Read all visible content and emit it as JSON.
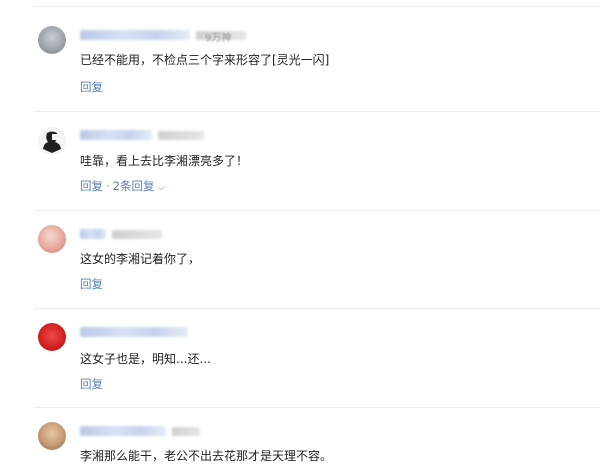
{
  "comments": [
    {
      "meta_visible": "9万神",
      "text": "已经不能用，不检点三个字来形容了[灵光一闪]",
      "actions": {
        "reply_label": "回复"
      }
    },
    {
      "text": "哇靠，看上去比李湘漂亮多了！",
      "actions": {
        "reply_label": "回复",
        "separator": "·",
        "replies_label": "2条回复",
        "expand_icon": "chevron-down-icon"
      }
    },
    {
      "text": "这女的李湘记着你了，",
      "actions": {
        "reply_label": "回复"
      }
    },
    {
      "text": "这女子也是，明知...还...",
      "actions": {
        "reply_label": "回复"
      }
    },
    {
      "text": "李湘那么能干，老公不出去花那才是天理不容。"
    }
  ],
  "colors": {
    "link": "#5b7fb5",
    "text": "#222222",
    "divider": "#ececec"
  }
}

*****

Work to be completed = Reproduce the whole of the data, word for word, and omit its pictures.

Solution to the problem =
Read all visible content and emit it as JSON.
{
  "comments": [
    {
      "meta_visible": "9万神",
      "text": "已经不能用，不检点三个字来形容了[灵光一闪]",
      "actions": {
        "reply_label": "回复"
      }
    },
    {
      "text": "哇靠，看上去比李湘漂亮多了！",
      "actions": {
        "reply_label": "回复",
        "separator": "·",
        "replies_label": "2条回复",
        "expand_icon": "chevron-down-icon"
      }
    },
    {
      "text": "这女的李湘记着你了，",
      "actions": {
        "reply_label": "回复"
      }
    },
    {
      "text": "这女子也是，明知...还...",
      "actions": {
        "reply_label": "回复"
      }
    },
    {
      "text": "李湘那么能干，老公不出去花那才是天理不容。"
    }
  ],
  "colors": {
    "link": "#5b7fb5",
    "text": "#222222",
    "divider": "#ececec"
  }
}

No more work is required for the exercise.